All the above have contributed to a situation in which the very validity and appropriateness of the process of “popular consultations” (elections or referenda) on issues of vital importance for a country – and in a globalized connected world these would often have global implications as in the case under review here — is being insidiously challenged with potentially serious consequences for the democratic forms of representative government.
Failure of democracy or of the elites?
The political/philosophical question of the role of the elites in governance has been at the centre of the debate about the ideal political organization, starting with the ancient Greeks and Plato’s Republic. All through history some have argued that it was dangerous to let the power lie in the hands of the masses when it comes to taking key decisions for the future of a nation. As opposed to this there have been those who, since the “siècle des Lumières”, have been arguing that the populations should be the final repository of the power to decide on what is best for the nation.
We shall not here indulge in the whole history of the debate but simply note that the most acceptable compromise seems to have been reached in the aftermath of the bourgeois revolutions in Europe and the rise of the capitalist mode of production leading to the demise the “divine rights” of monarchies. This was followed by the emergence of various forms of parliamentary democracies and the concept of “deputation.” Through regular elections, after the adoption of adult suffrage in a country, the people “depute” their representatives to Parliament for a limited period of time and with a mandate to carry out a definite programme.
In this form of democratic setting, it is understood and accepted as a founding principle that the majority obtains the right to formulate public policy simply because there are more people in it than out of it. The choice of those to whom a majority of the population would “delegate” their decision-making power in-between two elections was in turn simplified by the dominant two-party systems in which each party traditionally represented distinct programmes and approaches for solving the problems with which the country was confronted.
This simplified model of parliamentary democracy has been put under huge stress by the rapid evolution of the capitalist system of which it has been an integral part for more than a century. Globalization and even more significantly the concentration of economic power after the emergence of monopoly capitalism have resulted in a gradual capture of the whole governance process by economic/business interests.

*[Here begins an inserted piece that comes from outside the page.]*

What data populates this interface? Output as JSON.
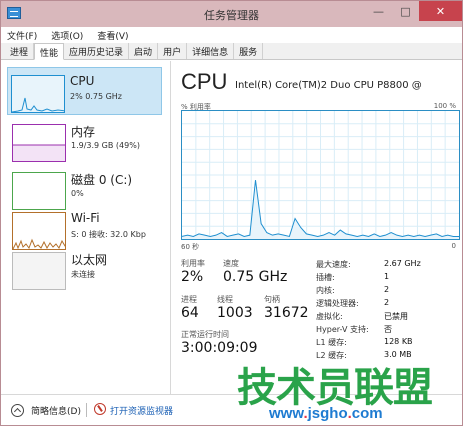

The State has been constantly shorn of its power to regulate and to intervene in the distribution of income and allocation of resources over the past thirty years or so. As stated by P. de Grauwe, a specialist in employment and labour policies, “workers are being told that they must be flexible. They should be happy when their wages fall, when they can be dismissed quickly and when they receive less unemployment benefits… That Social Security is unproductive and should be downsized.”
A second dominant feature of the evolution of the democratic process which is contributing in emptying it of its substance is the rise of what is referred to as a political class — a notion alien to the very definition of democratic politics, for this class of professional politicians detached from the rest of the population is nothing less than an advanced form of corruption of the concept of the temporary deputation of power from the electorate to its representatives who come from its own rank and file.
As a result of the above evolutions, a fundamental disconnect between the governing elite (business and political) and the governed has come to characterize the governance structures in most of the countries labouring under a regime of parliamentary democracy. A direct consequence of this is that the electorate tends to reject the ruling elites which are perceived as being primarily driven by greed and self-interest without any regard for the welfare of the rest of the nation.
The anti-establishment fervour which has marked the recent Brexit vote and the increasing popularity of Marine Le Pen’s Front National in France constitute the most evident but certainly not the only examples of a dangerous trend sowing the seeds of dangerous populism and extreme right wing rising.
* Published in print edition on 8 July 2016